The ripple of disapproval extends beyond the SEC’s walls. Well-known crypto commentator, Crypto Tea, took to YouTube to share her two cents. In her view, Stoner Cats leveraged the raised funds appropriately, funneling them into their series production. Recounting her own buying experience, she stated her purchase was driven by enjoyment and a nod of support, devoid of profit expectations.
Rising NFT Scams Alarm Digital Art Buyers
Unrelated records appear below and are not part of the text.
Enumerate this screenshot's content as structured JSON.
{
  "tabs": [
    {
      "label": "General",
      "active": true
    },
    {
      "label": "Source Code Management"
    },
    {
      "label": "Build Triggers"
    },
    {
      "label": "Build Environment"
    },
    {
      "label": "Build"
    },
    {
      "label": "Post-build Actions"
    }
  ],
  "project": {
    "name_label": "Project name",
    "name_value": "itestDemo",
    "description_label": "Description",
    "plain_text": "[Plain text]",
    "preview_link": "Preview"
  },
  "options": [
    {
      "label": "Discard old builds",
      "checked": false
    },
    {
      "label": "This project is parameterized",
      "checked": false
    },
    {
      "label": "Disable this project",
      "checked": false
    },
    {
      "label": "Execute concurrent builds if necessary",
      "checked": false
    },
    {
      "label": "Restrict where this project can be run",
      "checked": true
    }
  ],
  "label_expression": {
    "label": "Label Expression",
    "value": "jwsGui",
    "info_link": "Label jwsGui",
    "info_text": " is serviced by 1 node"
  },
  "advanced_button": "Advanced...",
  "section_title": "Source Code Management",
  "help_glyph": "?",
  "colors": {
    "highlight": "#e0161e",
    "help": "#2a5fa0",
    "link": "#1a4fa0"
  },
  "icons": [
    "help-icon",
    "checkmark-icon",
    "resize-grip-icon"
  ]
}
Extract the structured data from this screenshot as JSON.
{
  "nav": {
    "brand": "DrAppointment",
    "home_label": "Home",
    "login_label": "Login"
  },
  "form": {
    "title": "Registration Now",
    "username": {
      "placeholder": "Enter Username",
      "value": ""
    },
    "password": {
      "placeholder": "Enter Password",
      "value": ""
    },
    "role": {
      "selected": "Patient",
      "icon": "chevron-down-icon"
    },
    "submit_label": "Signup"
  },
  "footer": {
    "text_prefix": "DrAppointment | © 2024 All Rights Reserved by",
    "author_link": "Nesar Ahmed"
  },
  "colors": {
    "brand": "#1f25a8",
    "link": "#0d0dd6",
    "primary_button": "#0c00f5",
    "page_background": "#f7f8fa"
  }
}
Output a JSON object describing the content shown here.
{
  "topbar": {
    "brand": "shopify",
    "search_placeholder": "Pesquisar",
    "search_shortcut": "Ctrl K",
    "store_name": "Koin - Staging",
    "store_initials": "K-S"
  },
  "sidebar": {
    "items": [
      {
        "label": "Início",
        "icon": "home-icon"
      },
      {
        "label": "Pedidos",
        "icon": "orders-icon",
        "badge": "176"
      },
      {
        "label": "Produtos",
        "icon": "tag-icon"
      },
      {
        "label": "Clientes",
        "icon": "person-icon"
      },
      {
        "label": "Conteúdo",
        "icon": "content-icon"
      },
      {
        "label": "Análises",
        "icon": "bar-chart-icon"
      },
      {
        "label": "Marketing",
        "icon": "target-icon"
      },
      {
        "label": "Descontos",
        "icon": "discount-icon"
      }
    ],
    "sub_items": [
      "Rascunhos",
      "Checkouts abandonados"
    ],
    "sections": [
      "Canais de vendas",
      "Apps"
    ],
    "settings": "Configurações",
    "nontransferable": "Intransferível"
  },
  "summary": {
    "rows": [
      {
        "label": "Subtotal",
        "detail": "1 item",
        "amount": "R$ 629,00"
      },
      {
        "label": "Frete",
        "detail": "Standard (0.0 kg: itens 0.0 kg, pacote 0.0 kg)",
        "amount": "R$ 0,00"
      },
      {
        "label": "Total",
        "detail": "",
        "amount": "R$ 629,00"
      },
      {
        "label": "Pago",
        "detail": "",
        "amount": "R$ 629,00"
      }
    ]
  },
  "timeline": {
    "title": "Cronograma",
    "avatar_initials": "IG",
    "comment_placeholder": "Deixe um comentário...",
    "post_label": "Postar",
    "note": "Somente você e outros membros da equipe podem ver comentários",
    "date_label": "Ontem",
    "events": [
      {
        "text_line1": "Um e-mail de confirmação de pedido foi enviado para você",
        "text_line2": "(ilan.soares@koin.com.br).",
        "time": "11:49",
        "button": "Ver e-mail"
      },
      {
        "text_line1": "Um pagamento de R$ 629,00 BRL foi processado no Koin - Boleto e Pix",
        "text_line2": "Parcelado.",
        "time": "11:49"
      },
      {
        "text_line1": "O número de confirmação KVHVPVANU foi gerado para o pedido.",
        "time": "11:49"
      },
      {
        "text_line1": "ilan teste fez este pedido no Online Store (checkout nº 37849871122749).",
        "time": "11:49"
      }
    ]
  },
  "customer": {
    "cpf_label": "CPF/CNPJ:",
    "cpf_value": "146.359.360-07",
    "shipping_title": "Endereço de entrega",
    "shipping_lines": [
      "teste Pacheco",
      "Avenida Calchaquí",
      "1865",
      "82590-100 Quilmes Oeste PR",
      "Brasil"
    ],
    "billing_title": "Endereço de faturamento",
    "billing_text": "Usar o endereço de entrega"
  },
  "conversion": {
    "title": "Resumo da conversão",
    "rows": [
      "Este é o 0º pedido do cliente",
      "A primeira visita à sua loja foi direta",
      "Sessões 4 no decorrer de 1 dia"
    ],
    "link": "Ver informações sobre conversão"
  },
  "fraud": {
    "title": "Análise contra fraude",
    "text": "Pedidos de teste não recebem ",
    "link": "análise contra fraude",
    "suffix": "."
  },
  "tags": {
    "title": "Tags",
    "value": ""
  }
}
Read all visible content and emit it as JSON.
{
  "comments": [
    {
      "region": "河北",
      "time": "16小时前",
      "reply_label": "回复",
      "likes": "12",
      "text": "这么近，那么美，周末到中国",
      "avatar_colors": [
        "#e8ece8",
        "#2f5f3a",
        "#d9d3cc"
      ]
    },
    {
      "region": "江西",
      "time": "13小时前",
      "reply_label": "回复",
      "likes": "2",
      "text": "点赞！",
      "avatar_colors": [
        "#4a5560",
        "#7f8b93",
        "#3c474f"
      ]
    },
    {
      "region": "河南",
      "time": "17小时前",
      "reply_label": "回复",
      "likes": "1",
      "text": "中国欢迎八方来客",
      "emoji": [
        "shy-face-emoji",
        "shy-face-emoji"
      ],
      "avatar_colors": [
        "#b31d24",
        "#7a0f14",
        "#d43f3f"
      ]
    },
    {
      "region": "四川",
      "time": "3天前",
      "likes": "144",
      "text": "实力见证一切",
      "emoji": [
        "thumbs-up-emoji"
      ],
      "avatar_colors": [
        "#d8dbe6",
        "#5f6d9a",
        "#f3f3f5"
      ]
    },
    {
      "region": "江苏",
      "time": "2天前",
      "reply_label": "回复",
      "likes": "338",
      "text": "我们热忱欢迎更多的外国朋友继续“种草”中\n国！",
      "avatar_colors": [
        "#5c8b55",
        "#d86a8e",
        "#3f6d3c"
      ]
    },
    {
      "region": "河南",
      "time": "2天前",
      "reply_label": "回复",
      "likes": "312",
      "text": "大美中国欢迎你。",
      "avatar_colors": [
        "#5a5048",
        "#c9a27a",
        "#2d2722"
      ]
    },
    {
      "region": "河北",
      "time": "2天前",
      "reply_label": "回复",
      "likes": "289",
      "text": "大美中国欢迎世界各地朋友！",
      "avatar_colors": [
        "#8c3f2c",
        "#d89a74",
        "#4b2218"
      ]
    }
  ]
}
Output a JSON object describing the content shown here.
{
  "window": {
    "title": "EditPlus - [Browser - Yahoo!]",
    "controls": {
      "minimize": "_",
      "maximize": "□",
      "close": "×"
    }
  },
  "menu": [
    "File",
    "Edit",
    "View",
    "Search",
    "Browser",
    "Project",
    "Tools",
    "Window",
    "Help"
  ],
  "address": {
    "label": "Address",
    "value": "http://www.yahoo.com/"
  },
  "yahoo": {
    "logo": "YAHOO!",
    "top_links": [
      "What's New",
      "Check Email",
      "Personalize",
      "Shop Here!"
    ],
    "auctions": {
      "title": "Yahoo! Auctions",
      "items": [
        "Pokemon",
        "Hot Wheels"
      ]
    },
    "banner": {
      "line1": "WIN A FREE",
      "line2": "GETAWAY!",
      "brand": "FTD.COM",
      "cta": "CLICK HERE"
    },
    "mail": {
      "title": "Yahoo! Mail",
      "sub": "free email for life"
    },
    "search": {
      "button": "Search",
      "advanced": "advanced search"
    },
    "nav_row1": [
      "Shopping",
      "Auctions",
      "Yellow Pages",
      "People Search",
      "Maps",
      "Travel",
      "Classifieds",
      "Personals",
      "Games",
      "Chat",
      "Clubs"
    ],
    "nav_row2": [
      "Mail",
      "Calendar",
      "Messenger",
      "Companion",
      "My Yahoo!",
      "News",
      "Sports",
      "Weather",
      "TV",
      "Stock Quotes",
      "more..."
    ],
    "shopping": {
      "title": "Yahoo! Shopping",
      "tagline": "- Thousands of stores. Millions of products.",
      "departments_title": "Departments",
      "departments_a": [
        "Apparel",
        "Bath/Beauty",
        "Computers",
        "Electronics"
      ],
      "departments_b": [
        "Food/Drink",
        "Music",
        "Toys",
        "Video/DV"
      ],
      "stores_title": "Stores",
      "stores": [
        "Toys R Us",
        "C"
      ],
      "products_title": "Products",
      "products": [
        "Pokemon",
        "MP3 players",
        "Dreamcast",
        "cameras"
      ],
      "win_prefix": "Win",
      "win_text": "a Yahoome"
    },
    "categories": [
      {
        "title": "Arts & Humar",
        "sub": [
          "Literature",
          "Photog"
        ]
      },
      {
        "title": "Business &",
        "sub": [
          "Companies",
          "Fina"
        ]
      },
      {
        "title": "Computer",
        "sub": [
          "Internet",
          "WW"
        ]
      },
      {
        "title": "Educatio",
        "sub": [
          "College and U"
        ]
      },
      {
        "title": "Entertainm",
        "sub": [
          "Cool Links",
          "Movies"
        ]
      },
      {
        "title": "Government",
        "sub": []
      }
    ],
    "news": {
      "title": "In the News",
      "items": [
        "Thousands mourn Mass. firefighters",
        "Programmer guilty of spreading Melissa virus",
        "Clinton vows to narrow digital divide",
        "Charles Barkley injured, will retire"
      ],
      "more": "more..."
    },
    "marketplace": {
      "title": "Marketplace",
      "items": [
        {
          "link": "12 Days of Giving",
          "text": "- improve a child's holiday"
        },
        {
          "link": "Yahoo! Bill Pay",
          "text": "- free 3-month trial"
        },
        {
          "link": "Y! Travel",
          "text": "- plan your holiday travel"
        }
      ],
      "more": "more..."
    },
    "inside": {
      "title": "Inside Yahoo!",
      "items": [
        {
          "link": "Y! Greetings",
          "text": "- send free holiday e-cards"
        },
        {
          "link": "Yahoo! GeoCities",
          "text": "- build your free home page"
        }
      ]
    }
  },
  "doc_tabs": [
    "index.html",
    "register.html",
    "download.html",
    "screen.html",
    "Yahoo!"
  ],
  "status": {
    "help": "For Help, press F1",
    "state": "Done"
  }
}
Digital art enthusiasts are treading with caution as NFT scams surge. Recently, multiple deceptive practices have come to light. Among these is the “rug-pull” tactic where, after successful sales, creators pull their art pieces from the market. This abrupt move renders the buyer’s tokens valueless. Another alarming scheme involves “phishing,” where attackers deceitfully obtain private keys or wallet details from unsuspecting victims on sham platforms.
In a deceptive bait strategy, con artists make appealing high bids to grab a seller’s attention, only to retract these bids shortly after. “Pump-and-dump” schemes are also gaining traction. Here, organized groups artificially inflate an NFT’s price through exaggerated promotion. They subsequently flood the market with sales, causing prices to plummet and resulting in significant losses for unsuspecting purchasers. Additionally, the sale of counterfeit NFTs is rampant. These imitations, often exploiting renowned artists’ reputations, are passed off as genuine.
As the NFT landscape evolves, potential buyers are urged to be vigilant and conduct due diligence to safeguard their investments.